Exercise:
State how many lines in the following entries hold the word "untitled". The reply is that number only.

START Source material

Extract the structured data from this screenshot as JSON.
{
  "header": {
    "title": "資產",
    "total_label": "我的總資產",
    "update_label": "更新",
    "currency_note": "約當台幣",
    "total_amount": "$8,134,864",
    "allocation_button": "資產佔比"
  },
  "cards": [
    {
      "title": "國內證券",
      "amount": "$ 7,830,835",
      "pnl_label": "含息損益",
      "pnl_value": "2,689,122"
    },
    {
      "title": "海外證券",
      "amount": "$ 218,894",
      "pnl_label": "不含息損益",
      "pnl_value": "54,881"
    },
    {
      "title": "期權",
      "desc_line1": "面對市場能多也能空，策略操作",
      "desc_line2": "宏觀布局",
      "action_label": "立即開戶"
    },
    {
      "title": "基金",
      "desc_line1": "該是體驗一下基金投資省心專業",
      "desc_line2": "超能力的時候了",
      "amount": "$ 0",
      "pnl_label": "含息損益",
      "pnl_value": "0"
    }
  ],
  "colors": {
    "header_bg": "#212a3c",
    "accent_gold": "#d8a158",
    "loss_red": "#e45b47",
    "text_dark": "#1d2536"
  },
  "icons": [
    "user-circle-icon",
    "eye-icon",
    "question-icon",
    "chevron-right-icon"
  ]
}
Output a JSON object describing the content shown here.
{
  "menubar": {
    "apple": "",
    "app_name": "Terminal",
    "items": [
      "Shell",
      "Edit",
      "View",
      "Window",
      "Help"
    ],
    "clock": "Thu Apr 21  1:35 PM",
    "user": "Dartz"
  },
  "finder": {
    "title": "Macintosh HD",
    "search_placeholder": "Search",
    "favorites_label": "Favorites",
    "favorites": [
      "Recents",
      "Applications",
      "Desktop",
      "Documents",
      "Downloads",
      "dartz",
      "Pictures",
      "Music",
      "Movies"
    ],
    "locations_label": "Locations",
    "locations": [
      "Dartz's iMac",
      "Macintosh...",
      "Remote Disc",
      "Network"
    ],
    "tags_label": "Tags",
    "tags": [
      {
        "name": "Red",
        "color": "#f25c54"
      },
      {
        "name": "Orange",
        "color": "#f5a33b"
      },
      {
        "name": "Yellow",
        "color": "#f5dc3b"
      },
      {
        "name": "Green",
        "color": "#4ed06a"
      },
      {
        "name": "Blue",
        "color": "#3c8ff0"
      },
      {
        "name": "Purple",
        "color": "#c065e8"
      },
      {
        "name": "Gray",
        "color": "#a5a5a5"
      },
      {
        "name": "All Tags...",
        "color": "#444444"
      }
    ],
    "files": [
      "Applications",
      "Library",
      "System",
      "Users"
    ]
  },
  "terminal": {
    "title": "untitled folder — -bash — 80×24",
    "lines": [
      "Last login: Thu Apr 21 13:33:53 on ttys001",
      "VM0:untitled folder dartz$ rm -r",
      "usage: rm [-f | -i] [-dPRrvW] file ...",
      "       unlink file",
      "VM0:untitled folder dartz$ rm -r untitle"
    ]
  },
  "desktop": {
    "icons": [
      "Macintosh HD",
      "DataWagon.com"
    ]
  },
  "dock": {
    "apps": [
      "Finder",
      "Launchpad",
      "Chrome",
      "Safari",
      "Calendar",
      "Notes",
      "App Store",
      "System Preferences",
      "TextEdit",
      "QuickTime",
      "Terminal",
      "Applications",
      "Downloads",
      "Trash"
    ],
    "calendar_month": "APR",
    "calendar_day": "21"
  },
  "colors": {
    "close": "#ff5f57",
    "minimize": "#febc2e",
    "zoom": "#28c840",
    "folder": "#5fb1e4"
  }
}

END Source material

Task response:
3